Tally the lines in the data that follows that include the word "issue", and report nothing but the total.

── INFORMATION GIVEN

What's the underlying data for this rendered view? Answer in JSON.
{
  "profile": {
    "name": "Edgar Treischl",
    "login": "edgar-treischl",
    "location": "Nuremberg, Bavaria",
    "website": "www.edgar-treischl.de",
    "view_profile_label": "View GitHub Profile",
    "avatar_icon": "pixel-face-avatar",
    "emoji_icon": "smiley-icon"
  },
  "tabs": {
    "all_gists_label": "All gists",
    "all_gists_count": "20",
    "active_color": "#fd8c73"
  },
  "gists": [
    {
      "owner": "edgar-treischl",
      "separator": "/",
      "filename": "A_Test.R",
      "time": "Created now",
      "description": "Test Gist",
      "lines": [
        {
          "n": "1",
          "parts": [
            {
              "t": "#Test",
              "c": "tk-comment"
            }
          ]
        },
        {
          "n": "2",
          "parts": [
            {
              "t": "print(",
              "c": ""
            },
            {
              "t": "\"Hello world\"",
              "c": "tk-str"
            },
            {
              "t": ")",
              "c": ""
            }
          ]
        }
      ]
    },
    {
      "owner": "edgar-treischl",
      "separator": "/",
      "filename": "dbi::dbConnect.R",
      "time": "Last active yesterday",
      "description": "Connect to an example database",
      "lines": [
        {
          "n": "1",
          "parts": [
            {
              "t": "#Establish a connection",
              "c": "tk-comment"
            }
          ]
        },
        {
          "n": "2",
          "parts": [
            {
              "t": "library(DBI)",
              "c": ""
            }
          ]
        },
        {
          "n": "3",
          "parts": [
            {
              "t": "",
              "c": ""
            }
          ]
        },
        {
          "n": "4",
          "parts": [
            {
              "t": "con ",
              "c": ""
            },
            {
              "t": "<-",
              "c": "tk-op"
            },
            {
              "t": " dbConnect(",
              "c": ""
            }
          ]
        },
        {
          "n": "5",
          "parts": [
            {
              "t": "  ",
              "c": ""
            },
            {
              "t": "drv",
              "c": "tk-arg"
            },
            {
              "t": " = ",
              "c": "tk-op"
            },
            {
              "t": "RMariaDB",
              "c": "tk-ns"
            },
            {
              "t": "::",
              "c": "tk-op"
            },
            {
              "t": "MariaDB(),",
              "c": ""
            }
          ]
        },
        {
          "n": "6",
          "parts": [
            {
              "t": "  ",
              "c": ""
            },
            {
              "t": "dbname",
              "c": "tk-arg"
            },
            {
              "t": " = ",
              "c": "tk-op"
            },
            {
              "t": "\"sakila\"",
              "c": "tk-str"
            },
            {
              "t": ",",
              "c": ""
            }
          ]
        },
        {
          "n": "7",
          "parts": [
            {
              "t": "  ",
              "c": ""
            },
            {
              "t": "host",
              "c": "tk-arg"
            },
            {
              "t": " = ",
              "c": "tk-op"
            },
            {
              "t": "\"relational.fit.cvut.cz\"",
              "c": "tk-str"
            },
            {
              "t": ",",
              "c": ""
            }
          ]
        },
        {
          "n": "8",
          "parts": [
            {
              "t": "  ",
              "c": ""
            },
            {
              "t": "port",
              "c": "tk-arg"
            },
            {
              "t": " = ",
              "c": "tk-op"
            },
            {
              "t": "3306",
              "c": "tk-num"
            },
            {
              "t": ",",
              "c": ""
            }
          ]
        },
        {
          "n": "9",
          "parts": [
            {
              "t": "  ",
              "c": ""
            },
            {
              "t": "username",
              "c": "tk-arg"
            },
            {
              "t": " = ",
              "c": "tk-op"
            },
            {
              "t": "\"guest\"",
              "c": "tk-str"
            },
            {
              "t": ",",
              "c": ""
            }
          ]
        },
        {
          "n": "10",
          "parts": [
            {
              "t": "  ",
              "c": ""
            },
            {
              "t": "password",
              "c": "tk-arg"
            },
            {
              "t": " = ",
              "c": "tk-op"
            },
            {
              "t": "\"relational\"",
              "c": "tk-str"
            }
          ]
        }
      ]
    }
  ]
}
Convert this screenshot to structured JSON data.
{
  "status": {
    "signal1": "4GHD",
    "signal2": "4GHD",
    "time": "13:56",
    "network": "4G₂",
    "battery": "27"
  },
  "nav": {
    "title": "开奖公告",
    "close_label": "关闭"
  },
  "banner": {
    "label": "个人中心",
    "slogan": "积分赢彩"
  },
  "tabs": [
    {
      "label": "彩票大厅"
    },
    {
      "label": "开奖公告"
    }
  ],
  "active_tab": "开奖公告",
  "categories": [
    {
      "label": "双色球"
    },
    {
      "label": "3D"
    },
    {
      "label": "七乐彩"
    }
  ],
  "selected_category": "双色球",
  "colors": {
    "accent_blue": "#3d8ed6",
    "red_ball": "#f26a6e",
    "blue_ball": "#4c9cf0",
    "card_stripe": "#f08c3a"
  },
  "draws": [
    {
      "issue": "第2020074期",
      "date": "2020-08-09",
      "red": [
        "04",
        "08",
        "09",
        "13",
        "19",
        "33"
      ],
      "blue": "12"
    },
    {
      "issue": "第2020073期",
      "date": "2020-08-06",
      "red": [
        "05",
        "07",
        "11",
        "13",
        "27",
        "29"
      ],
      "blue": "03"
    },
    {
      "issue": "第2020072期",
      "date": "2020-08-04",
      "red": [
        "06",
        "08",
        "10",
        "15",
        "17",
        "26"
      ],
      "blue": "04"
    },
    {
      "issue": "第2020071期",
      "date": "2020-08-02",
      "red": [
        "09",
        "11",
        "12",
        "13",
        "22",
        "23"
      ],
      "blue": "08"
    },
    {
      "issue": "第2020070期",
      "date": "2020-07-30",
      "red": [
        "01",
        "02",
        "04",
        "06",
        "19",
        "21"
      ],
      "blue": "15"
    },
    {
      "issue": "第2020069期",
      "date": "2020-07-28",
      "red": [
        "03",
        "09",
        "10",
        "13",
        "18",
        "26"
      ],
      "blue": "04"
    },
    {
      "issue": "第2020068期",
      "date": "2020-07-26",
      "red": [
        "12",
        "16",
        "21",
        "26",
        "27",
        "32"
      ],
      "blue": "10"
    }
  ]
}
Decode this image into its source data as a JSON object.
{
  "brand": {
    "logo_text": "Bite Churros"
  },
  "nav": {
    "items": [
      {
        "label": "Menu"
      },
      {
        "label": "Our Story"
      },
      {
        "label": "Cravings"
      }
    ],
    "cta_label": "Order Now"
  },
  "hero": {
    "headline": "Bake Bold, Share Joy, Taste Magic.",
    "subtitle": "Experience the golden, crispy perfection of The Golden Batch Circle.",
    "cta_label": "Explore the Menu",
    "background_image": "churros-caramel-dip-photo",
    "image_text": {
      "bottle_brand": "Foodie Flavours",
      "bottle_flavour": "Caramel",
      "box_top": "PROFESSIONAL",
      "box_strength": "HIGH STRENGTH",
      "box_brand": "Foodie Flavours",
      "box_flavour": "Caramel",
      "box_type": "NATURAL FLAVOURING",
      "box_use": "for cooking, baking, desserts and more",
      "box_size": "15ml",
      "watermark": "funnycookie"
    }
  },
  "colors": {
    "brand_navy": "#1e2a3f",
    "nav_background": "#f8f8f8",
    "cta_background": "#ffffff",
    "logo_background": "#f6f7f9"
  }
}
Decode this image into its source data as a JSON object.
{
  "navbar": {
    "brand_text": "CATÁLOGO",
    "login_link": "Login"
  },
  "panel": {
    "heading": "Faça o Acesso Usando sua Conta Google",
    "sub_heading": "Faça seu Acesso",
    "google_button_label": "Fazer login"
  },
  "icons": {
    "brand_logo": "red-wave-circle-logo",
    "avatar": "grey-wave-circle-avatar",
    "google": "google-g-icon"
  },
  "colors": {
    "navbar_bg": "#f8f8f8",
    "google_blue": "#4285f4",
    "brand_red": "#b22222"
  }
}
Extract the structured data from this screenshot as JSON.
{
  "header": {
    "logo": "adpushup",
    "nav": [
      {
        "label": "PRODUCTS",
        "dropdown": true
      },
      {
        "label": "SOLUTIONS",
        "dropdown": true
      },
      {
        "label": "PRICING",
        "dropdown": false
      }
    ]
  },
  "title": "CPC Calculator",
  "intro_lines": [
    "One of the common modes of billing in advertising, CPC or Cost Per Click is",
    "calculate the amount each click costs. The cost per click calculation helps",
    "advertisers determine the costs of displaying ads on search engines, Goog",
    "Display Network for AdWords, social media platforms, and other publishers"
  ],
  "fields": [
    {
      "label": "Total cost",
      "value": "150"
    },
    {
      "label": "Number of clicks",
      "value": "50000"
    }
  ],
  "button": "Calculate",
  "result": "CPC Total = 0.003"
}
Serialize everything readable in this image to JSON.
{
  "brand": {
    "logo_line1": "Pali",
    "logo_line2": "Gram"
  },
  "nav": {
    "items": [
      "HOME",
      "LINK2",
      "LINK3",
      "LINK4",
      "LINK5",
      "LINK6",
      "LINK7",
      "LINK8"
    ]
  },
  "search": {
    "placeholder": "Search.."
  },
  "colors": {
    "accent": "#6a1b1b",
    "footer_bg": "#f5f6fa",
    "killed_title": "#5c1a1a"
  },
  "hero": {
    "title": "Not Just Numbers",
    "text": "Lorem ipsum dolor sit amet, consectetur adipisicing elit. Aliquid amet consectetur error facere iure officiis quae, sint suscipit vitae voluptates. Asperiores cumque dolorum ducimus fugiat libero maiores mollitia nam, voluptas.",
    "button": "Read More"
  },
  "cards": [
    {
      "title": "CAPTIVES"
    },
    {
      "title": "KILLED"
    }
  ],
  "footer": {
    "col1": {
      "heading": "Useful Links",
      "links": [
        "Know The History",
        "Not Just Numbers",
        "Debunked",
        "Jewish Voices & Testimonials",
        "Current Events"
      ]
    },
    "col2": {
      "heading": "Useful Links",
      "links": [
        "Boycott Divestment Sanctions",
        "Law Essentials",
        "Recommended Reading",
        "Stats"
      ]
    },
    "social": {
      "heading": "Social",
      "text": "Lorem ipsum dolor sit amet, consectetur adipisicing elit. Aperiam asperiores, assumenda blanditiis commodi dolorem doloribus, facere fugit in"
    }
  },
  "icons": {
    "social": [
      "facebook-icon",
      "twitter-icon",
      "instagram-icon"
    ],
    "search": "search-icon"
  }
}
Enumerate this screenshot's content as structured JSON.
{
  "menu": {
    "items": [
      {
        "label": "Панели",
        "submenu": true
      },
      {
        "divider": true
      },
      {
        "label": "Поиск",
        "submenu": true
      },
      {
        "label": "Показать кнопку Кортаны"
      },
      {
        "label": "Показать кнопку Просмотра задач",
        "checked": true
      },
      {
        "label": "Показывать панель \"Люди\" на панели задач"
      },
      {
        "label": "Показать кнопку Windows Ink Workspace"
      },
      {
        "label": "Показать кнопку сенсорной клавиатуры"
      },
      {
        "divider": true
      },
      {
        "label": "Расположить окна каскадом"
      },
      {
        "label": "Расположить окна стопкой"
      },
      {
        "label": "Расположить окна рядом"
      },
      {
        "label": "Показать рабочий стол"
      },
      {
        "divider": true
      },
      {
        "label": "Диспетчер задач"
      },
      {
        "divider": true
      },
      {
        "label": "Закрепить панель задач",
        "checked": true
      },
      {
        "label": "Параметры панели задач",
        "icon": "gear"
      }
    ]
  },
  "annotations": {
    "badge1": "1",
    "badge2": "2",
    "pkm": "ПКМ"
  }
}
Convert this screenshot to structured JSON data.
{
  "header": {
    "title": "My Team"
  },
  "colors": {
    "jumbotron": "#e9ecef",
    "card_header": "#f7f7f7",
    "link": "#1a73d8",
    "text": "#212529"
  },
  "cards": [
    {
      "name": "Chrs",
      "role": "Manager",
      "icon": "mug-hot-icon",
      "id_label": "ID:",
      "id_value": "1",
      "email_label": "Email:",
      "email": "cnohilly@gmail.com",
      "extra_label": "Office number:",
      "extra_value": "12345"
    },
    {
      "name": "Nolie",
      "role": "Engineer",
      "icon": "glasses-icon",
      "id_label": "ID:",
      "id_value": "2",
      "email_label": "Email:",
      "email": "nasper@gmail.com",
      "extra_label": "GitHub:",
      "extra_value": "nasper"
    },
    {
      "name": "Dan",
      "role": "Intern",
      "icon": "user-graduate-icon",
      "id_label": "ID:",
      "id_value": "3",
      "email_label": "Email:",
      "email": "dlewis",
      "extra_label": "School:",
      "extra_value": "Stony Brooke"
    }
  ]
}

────

*ANSWER*: 7